What does it mean to be an American housewife? In just two words, the phrase connotes a feminine ideal that's at once one of privilege and oppression, luxury and selflessness. In her new short story collection, Helen Ellis picks apart the myths and ideas about what makes a housewife, painting a compelling and humorous portrait of one of society's favorite tropes.
The collection came about through personal experience. Ellis, a housewife of around ten years, started the anonymous Twitter @whatidoallday in 2011, where she shared humorous observations and one-liners. During Beyoncé's 2013 Super Bowl performance tweeted, "Inspired by Beyoncé, I stallion-walk to the toaster." The tweet was received with great enthusiasm by the Internet, as Beyoncé-themed anything is wont to do, inspiring Ellis, who published Eating the Cheshire Cat in 2001, to start writing what she knew.

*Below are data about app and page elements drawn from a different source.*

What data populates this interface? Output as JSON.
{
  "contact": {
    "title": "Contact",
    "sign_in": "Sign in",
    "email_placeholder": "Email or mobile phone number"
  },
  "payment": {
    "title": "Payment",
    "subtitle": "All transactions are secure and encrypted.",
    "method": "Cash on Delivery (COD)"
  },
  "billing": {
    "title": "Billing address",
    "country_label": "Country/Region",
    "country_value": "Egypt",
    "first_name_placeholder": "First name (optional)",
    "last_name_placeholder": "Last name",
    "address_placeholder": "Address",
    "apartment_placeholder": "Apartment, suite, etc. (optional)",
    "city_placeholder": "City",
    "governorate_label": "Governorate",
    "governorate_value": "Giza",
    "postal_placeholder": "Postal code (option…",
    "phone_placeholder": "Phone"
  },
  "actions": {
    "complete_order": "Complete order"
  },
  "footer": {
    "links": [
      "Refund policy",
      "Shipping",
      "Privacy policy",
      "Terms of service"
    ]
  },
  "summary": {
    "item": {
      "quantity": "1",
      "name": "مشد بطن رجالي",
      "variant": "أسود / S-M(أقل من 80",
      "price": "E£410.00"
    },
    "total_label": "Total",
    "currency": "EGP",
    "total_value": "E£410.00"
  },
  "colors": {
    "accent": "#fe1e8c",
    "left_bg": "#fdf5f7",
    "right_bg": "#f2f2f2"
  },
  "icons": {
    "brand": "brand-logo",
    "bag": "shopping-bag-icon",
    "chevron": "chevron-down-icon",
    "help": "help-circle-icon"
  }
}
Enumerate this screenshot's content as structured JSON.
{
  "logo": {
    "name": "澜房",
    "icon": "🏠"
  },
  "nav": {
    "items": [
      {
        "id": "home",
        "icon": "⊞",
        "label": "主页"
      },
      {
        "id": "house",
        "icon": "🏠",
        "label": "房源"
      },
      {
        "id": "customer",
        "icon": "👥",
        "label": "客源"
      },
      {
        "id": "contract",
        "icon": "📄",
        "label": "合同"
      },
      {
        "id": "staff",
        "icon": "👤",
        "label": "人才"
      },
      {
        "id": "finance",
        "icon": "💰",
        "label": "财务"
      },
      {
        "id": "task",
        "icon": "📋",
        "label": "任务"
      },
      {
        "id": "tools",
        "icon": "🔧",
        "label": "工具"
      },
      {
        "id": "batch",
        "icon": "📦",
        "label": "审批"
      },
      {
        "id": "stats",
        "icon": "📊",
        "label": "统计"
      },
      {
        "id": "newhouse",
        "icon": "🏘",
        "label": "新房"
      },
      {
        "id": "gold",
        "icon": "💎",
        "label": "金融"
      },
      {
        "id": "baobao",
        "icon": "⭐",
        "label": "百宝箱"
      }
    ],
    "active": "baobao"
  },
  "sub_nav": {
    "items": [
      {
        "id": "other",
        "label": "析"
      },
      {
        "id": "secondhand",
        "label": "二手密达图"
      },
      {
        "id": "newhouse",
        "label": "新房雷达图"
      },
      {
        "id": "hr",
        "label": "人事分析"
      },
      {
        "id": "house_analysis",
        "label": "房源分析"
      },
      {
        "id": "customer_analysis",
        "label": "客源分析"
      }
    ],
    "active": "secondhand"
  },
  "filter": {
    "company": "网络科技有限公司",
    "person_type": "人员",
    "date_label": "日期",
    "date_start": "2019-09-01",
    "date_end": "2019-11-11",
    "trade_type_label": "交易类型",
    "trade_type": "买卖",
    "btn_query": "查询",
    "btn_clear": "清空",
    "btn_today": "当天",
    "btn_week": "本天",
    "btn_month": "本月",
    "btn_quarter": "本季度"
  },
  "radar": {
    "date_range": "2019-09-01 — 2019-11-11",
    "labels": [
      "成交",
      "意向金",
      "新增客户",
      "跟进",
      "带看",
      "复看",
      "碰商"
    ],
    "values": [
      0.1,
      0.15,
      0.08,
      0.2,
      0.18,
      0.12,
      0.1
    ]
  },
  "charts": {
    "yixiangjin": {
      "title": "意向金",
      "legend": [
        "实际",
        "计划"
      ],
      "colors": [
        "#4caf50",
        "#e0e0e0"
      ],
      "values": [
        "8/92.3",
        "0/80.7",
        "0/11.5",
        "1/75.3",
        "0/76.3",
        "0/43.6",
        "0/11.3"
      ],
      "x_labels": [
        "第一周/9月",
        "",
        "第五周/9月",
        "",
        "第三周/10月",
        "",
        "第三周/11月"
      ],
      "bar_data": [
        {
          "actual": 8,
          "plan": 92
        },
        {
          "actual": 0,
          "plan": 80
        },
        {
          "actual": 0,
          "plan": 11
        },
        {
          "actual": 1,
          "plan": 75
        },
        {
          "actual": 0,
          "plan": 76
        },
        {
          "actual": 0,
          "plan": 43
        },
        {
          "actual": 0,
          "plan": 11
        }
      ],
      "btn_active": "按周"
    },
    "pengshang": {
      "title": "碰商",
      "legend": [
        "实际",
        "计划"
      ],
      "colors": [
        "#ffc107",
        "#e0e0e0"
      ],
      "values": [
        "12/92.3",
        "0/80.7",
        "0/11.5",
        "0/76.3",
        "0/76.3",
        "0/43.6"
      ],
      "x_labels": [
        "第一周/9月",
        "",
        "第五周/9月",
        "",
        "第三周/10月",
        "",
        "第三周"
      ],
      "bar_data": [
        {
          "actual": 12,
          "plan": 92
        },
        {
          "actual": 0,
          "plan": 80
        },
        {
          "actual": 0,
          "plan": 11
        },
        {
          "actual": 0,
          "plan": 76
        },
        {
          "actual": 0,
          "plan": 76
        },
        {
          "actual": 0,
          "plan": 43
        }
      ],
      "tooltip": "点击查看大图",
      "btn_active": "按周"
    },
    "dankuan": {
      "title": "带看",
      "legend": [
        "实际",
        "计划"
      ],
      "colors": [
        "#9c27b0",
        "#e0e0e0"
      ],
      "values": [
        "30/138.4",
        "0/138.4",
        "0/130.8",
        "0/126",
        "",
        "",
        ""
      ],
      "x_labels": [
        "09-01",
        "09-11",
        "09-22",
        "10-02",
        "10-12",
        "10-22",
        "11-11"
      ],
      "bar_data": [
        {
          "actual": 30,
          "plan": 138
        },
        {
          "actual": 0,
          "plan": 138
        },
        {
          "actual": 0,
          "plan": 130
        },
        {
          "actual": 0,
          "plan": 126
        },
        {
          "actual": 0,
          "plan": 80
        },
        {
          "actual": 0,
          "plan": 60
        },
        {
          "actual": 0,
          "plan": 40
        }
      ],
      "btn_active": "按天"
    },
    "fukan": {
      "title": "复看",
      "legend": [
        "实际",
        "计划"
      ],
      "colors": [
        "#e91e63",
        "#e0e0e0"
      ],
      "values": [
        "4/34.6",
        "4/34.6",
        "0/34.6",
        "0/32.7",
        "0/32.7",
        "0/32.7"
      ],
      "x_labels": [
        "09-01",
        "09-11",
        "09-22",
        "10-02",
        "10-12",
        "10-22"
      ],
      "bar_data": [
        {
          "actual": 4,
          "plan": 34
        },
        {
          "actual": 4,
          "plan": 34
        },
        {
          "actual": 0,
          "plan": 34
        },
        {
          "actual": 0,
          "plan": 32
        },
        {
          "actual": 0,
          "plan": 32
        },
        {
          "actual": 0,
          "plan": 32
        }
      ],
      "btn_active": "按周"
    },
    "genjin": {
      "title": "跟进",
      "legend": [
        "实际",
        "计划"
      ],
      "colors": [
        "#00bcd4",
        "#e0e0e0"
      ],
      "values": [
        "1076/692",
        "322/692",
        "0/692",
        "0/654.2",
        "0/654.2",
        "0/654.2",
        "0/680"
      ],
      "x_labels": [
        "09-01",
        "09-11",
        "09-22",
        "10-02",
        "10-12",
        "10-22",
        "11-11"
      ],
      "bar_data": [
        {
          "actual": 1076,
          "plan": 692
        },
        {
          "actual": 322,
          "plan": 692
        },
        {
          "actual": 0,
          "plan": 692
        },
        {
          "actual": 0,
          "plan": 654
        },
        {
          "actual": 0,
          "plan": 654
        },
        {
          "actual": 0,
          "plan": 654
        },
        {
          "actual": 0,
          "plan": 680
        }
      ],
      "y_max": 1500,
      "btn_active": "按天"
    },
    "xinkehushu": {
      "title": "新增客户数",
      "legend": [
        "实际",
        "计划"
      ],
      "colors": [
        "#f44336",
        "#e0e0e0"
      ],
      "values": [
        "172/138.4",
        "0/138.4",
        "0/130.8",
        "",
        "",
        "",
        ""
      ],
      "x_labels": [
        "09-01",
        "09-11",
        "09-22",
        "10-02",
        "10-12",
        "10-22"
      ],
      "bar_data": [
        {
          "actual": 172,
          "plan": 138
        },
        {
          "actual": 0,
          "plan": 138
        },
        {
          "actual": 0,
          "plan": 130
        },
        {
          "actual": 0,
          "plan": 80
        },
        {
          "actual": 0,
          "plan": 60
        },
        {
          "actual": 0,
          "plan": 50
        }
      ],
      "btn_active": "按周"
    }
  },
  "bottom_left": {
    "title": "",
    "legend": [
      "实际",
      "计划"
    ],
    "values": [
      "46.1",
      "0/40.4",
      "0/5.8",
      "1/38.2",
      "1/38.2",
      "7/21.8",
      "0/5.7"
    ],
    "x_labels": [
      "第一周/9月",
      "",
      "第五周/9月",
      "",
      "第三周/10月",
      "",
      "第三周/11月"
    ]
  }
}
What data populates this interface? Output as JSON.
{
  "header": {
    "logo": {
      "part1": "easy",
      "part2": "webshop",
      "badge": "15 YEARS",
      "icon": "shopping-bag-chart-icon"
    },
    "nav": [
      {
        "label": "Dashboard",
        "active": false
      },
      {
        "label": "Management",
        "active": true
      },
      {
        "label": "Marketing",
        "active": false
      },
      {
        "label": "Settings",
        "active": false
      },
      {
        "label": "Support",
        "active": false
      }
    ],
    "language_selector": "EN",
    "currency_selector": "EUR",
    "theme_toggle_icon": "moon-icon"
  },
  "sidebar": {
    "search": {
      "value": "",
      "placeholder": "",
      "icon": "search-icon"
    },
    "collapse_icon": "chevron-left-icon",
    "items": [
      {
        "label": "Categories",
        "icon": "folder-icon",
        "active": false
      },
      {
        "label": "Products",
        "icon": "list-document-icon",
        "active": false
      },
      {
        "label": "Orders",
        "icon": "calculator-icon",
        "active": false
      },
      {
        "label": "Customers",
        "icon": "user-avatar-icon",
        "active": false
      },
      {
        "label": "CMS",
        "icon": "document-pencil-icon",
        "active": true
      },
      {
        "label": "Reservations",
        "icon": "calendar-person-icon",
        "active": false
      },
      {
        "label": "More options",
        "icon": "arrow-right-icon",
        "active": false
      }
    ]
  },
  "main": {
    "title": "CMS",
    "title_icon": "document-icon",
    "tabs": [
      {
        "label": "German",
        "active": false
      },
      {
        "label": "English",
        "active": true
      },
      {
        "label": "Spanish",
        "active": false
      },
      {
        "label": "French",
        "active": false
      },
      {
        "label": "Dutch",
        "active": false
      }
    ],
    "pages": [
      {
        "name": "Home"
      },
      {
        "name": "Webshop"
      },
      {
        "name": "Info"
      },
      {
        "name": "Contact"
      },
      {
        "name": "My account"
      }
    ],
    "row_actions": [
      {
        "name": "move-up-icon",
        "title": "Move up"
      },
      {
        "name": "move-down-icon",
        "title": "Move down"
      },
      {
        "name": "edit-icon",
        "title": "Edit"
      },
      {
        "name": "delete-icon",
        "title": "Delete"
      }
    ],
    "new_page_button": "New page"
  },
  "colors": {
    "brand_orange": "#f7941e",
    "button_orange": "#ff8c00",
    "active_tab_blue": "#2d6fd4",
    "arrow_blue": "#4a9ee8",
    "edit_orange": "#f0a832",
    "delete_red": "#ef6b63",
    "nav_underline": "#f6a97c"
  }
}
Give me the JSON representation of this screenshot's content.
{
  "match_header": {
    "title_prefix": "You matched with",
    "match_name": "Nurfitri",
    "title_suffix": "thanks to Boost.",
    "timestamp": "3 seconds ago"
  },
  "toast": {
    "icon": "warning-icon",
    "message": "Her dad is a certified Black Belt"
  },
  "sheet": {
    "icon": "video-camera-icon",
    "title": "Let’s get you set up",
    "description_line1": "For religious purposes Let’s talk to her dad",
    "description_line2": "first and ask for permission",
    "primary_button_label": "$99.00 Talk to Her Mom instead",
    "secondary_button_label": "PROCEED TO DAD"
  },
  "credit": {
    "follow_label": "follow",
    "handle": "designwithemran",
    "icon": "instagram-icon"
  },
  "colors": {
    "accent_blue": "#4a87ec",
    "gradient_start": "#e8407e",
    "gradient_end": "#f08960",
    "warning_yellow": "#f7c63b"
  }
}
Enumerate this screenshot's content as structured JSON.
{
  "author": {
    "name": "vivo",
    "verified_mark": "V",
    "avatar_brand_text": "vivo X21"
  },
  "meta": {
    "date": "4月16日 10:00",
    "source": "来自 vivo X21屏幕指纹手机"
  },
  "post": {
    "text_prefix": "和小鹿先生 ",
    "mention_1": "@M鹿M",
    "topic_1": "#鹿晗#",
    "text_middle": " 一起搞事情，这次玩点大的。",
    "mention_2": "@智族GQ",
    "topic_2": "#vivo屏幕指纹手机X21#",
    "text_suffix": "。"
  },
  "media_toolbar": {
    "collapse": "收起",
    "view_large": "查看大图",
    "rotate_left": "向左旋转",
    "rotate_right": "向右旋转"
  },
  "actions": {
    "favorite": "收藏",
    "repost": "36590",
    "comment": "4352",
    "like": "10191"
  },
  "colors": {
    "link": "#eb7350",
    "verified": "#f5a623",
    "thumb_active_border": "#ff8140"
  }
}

"I thought, 'That could be good! Maybe I'll turn that into a story,'" Ellis told Broadly over the phone. "So I wrote the first story in the collection with that as the first line, and then I thought 'Well, I'll write something else that I know.' Every story I wrote happened to have a housewife as the heroine."
The term "heroine" is used loosely here. The women in this collection live somewhere between the extremes of put-upon stay-at-home mom, like Modern Family's Claire Dunphy, and the vapid luxury of The Real Housewives. Readers won't find June Cleaver or a Stepford wife lovingly and selflessly caring for her family. Instead, the women in American Housewife are fully realized, dangerous, and unflinching. It's easier to imagine these women running a mob syndicate than a bake sale. They know what they want and aren't afraid to go to great lengths to protect what they've claimed.
It's easier to imagine these women running a mob syndicate than a bake sale.
While most of American Housewife feels tongue in cheek, one story in particular, titled "How To Be A Patron Of The Arts," is a complex and moving look at one woman's gradual evolution from a writer to a housewife. It's a story that peeks into the glamorous world of art and society, and finds a woman who has created a happy life for herself at the cost of her own career. Although nothing explicitly sad happens in the story, it's affecting in the subtle shifts that take place over time. Like most of the stories in the collection, it was written from a personal place.
"That story is the closest to the bone. When I was writing it, it was really me deciding if I was going to write again," Ellis said. "And in this story, she decides not to write again. She's very happy and comfortable to leave the arts herself, which is very close to what was happening in my real life. She's happy in her life and she's happy in her marriage, but there is a loss."
The bulk of the collection embraces the relationship between danger and desperation, playing on the image of the housewife as protective of her space by taking that impulse to a comedic extreme. In American Housewife, characters are at their most deadly and conniving when backed into a corner, as saccharine sweet as they may seem. But the stories explore a fascinating dichotomy in our image of the housewife: as both a harmlessly feminine domestic goddess and a lioness who rules her own home. Ellis writes in a way that recognizes the seeming toothlessness of a housewife, the sense that she's spending her days making cookies while clad in a cardigan, but uses that as a cover for darker impulses.
"Every story is a turf war," Ellis said of the book. "Each housewife is the queen of her domain, and whether it's someone invading her personal taste or invading her book club, it's an act of war. There's urgency to that, and there's a power to keeping your home the way you want it. Whether it's scuff marks on your floor or a murderer stepping through your door, these women do not see a line between those two."
Each housewife is the queen of her domain, and whether it's someone invading her personal taste or invading her book club, it's an act of war.
In "The Wainscoting Wars," neighbors sharing a hallway battle to the death over decor, their attempts to take control escalating from passive aggression to violence. In "Hello! Welcome to Book Club!" a book club takes a dark turn as the newest member learns the cult-like group of ladies plans to use her for more than just book recommendations. And for one Manhattan housewife, taking control of her inherited space requires a little murder and a few "Dead Doormen."
Given the complexity of her characters, it's not surprising that the two women Ellis points to as exemplary of the "American housewife" are seemingly opposite. The first is iconic: Lucille Ball's fictional alter ego on I Love Lucy. But the second was someone who might not immediately be seen as a housewife.
"My favorite housewife is Carol from The Walking Dead," Ellis told me. "No one on that show has changed more than Carol. She was a traditional put-upon, abused prisoner when the show started and she has become a champion, a killer, a savior who can take care of her town and take the casserole out of the oven in forty-five minutes flat. She is my hero."